- **Task objective**
The lines to return are those below that contain the word "JSON".

- **Material provided**
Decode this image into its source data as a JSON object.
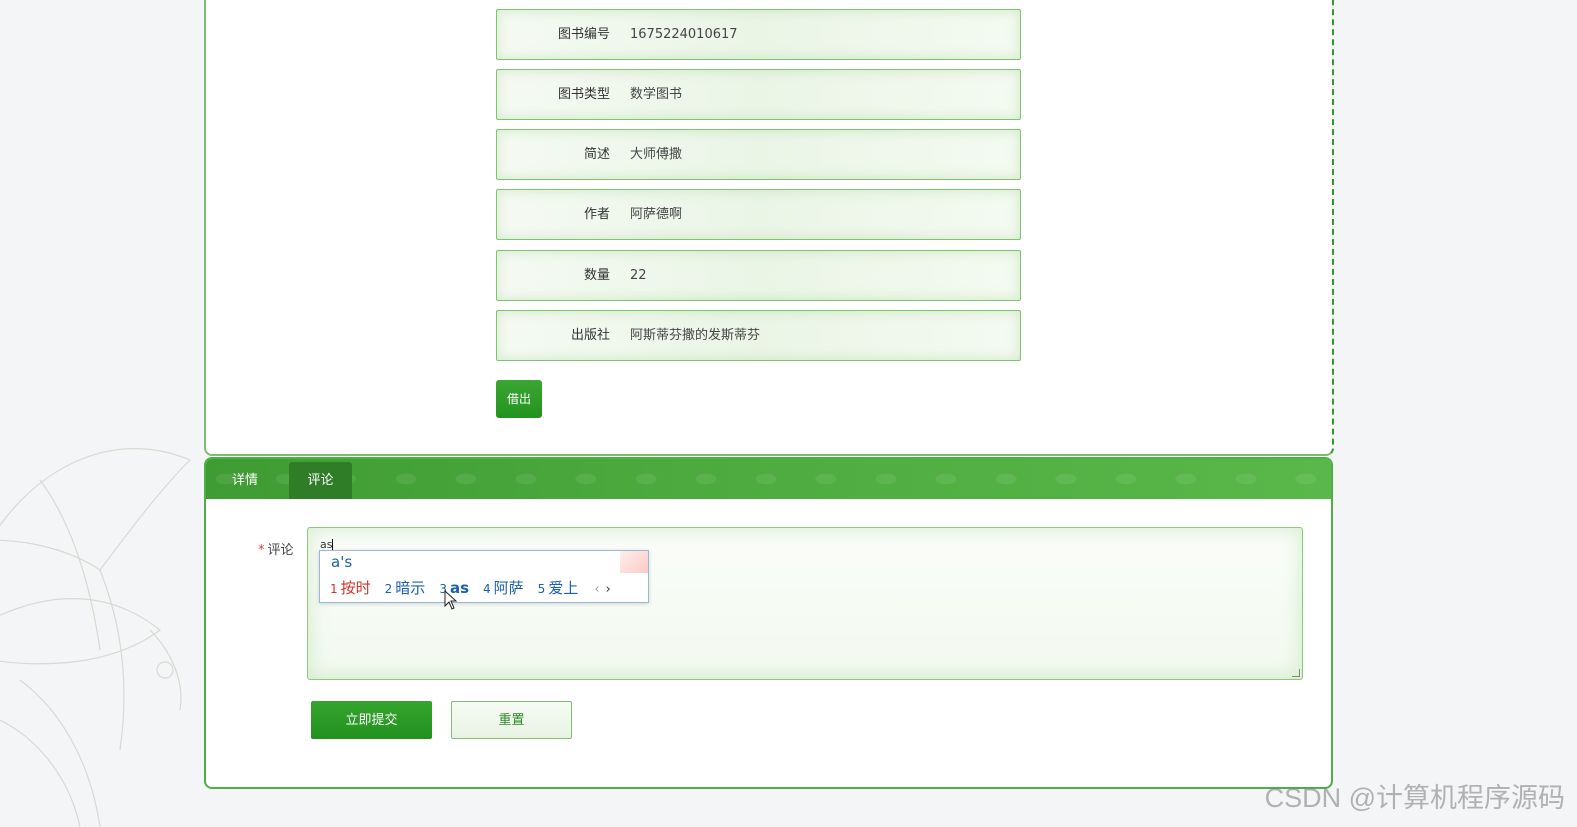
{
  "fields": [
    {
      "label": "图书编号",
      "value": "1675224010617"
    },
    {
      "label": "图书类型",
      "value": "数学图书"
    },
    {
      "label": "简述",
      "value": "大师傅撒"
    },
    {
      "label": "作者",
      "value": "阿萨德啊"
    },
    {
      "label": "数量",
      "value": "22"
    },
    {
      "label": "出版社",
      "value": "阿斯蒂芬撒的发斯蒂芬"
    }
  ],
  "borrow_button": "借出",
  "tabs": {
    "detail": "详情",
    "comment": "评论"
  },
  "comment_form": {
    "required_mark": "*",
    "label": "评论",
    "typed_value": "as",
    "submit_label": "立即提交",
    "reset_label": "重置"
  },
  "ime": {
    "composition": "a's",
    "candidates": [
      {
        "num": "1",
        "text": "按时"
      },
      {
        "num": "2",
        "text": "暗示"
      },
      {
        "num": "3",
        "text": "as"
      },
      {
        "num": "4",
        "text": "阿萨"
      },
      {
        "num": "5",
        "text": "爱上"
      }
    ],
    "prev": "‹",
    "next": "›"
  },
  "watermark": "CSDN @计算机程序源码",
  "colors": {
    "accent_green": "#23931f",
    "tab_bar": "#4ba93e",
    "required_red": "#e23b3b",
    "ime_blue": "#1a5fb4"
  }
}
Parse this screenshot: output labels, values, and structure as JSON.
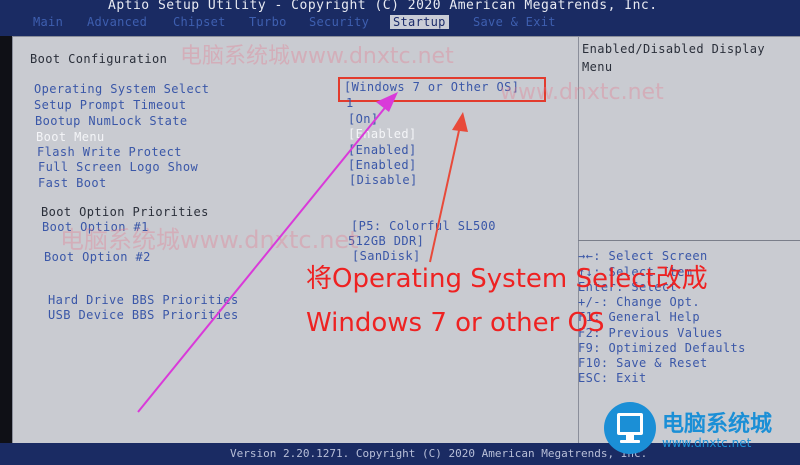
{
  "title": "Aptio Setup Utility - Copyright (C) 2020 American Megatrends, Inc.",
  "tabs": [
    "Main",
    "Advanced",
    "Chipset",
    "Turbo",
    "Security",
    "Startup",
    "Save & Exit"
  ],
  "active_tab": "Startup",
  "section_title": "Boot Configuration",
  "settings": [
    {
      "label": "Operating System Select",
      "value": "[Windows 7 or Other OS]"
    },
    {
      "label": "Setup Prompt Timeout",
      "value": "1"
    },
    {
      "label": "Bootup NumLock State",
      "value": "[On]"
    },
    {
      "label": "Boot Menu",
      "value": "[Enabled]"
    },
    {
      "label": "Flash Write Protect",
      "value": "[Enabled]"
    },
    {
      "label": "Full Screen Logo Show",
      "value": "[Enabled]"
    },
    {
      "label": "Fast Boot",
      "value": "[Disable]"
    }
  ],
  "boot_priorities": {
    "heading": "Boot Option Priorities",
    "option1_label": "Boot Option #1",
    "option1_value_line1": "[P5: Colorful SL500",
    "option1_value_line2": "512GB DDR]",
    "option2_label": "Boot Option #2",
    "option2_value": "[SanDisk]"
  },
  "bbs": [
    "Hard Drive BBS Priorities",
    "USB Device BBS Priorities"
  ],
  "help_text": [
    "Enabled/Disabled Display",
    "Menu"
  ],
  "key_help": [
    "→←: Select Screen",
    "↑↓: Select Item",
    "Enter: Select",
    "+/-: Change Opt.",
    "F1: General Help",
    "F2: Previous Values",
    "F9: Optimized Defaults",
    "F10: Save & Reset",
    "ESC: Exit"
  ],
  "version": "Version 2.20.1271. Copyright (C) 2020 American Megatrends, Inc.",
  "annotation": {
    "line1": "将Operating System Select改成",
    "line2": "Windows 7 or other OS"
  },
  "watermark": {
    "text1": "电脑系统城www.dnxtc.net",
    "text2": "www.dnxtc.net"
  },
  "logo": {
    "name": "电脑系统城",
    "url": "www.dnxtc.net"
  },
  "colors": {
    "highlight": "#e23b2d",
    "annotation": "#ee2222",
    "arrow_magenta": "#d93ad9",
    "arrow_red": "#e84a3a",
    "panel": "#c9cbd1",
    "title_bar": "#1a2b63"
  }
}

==

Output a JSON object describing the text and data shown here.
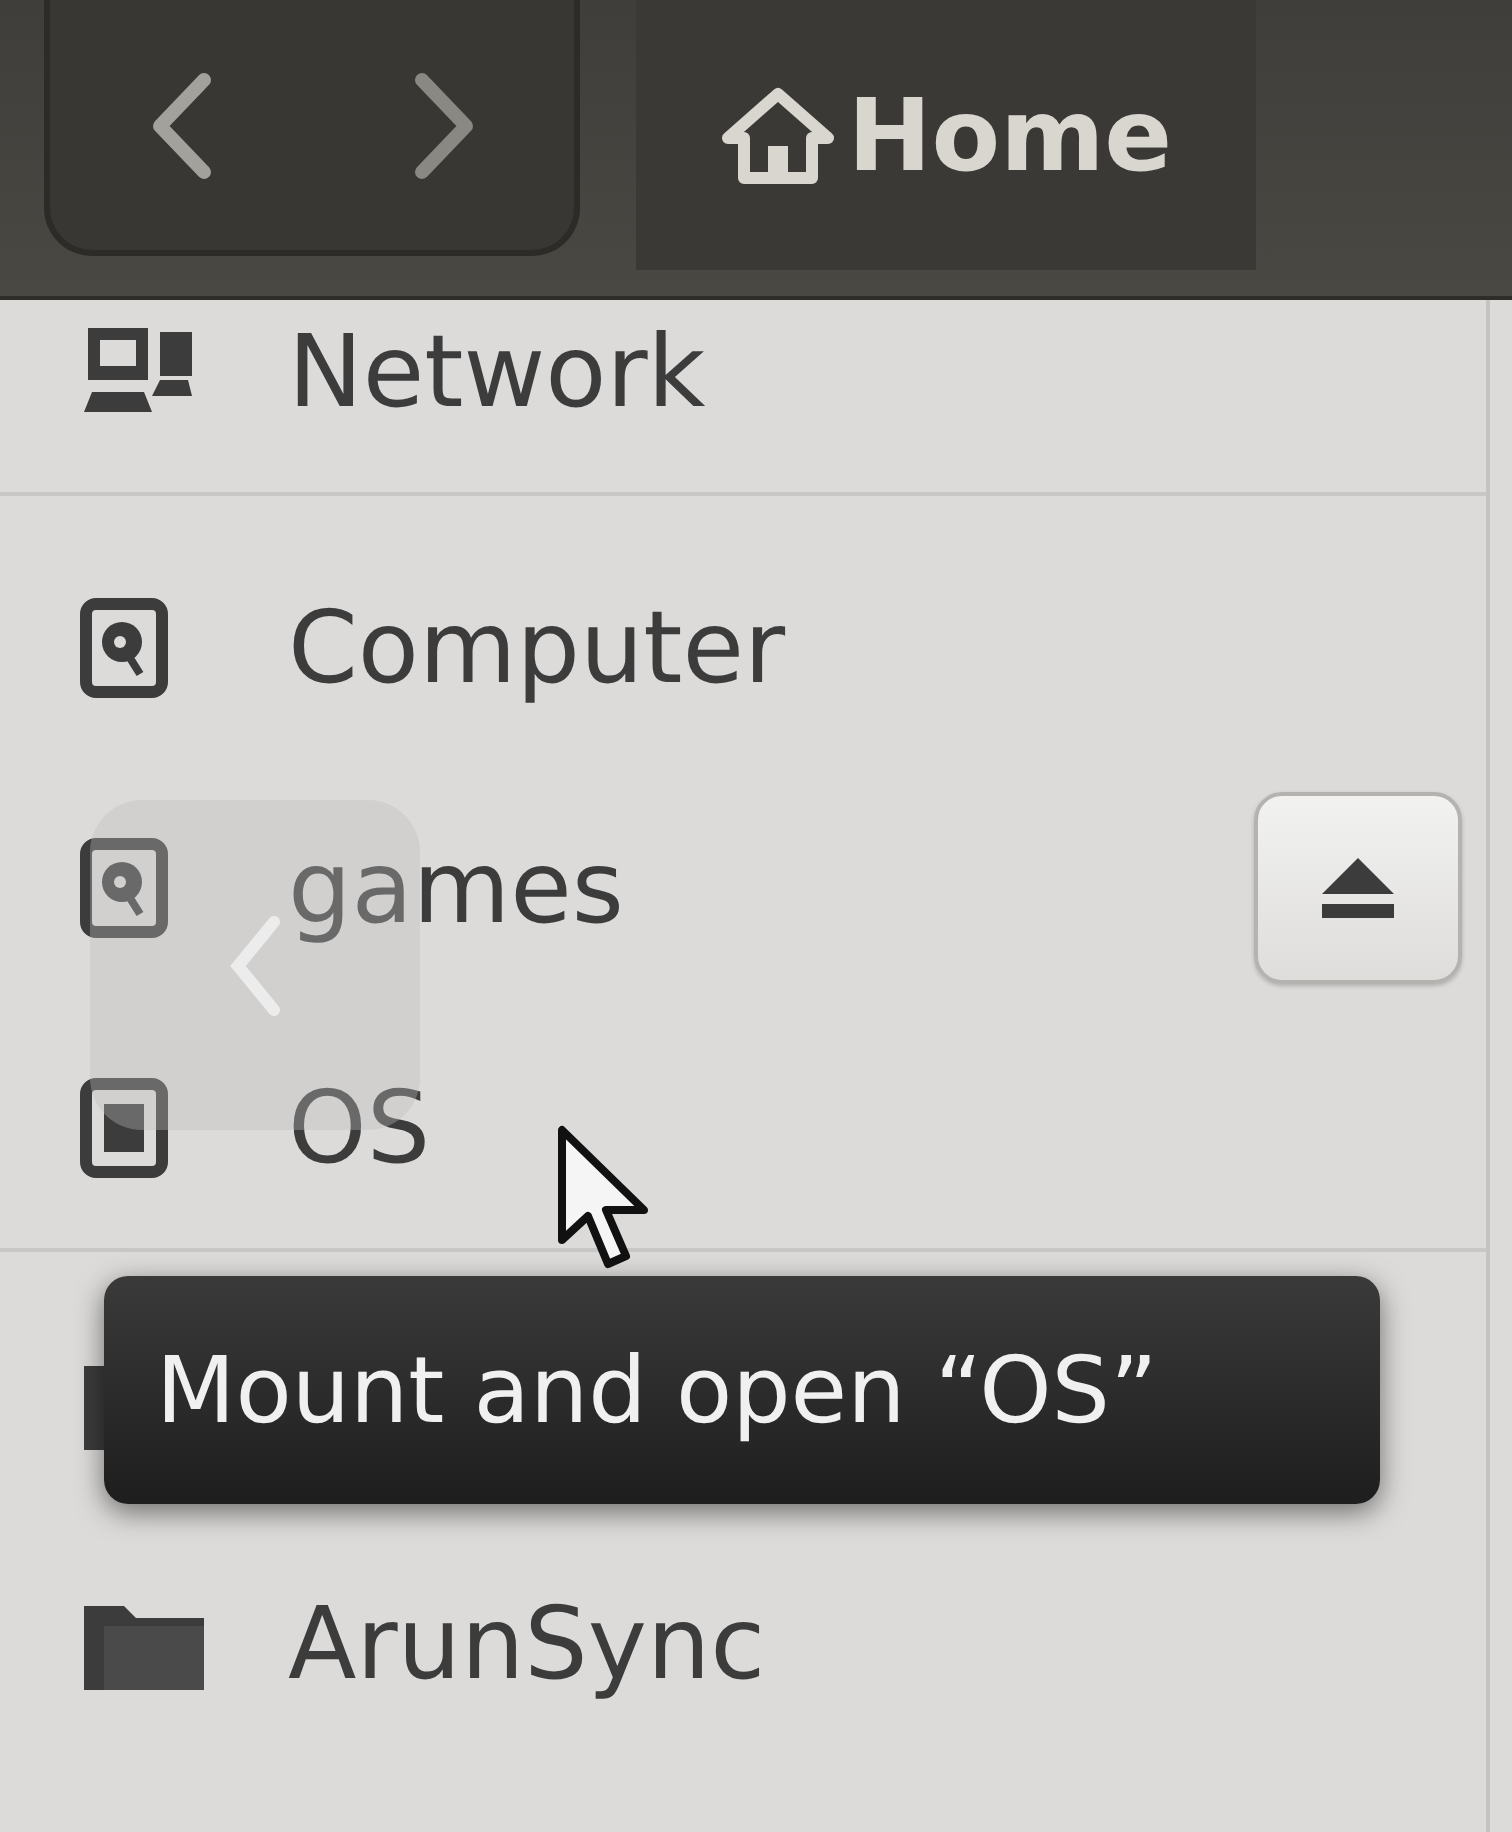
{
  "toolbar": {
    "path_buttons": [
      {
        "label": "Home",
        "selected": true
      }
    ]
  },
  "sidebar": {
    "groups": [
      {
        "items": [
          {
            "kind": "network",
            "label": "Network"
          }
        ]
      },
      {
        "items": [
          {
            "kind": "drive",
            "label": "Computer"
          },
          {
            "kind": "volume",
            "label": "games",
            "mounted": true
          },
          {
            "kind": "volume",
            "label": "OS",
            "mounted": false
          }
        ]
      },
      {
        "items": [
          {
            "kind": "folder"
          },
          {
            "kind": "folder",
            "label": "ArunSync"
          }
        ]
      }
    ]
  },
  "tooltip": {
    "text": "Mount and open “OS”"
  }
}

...

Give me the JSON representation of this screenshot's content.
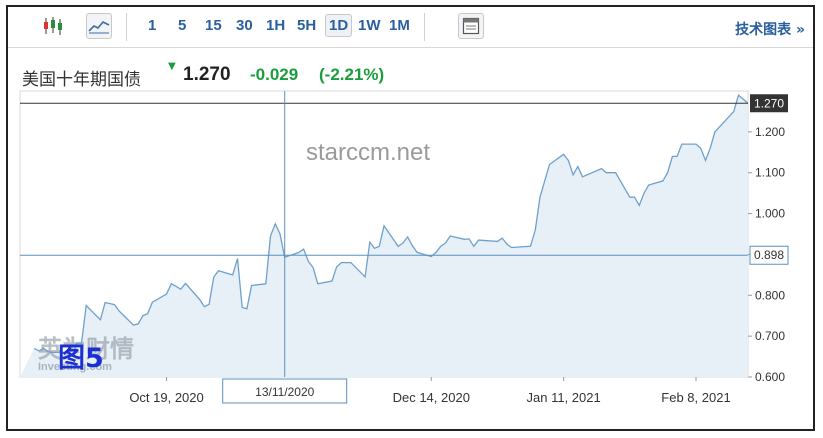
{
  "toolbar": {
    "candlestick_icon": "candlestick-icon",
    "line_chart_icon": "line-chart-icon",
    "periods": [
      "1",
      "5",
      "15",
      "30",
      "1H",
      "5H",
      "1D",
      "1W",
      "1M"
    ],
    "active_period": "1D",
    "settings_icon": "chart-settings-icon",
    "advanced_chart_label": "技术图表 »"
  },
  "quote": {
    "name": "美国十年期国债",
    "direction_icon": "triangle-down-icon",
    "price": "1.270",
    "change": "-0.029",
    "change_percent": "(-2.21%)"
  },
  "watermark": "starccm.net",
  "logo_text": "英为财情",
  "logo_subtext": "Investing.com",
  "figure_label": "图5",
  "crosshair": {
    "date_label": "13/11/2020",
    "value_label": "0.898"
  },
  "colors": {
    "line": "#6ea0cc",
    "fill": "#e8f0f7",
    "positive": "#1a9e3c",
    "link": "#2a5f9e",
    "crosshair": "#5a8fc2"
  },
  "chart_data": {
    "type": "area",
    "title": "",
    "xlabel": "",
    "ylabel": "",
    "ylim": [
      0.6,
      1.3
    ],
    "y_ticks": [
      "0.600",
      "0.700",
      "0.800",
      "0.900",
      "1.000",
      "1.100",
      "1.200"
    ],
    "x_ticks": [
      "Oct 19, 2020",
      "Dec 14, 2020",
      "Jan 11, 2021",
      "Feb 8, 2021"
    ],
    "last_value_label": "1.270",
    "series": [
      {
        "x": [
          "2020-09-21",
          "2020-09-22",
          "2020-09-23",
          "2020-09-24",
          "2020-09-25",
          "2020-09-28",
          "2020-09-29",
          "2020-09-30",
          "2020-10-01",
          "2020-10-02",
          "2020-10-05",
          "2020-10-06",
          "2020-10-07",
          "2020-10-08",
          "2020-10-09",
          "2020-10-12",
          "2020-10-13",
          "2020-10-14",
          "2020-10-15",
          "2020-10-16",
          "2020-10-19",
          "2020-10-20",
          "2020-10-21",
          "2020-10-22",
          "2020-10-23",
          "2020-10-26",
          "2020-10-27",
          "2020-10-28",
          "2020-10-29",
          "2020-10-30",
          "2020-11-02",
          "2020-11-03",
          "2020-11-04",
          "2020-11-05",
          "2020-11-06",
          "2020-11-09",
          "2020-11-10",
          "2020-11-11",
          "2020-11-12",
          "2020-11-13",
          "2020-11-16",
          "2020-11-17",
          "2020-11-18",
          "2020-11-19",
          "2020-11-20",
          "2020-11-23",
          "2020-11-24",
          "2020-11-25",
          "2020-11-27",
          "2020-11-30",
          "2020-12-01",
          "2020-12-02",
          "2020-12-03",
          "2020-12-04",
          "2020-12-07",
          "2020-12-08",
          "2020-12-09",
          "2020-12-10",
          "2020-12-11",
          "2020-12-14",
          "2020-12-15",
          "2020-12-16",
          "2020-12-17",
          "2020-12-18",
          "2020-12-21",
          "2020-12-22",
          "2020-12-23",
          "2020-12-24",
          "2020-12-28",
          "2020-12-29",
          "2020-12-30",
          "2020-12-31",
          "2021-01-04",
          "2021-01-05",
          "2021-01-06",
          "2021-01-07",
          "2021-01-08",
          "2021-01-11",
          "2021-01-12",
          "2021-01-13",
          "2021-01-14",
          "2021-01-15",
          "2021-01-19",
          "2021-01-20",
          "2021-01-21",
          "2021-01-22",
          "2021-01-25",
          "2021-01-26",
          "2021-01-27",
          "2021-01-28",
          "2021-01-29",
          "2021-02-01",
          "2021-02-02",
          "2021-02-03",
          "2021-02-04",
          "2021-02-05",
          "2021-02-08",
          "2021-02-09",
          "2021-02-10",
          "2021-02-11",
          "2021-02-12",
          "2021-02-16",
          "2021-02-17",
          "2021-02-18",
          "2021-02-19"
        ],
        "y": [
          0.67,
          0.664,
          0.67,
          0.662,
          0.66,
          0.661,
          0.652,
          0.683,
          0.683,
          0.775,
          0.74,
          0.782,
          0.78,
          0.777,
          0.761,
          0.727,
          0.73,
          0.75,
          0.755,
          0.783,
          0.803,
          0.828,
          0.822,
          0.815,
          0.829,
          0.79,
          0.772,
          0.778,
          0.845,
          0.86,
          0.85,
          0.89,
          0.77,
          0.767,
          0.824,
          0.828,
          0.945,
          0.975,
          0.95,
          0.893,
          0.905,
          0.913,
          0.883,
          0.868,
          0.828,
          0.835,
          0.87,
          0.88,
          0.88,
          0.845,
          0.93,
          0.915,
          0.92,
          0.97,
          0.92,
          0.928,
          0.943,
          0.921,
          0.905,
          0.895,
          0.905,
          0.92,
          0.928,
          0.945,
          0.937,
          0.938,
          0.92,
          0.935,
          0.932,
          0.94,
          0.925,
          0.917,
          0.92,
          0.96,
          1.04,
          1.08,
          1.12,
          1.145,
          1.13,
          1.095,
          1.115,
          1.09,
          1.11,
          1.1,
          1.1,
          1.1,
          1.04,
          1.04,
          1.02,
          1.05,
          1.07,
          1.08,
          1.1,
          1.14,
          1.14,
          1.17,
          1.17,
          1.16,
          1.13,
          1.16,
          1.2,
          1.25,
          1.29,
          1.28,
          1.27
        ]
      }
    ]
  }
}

- **Your response**
Decode this image into its source data as a JSON object.
Parse this screenshot: output labels, values, and structure as JSON.
Output a JSON object describing the text and data shown here.
Give me the JSON representation of this screenshot's content.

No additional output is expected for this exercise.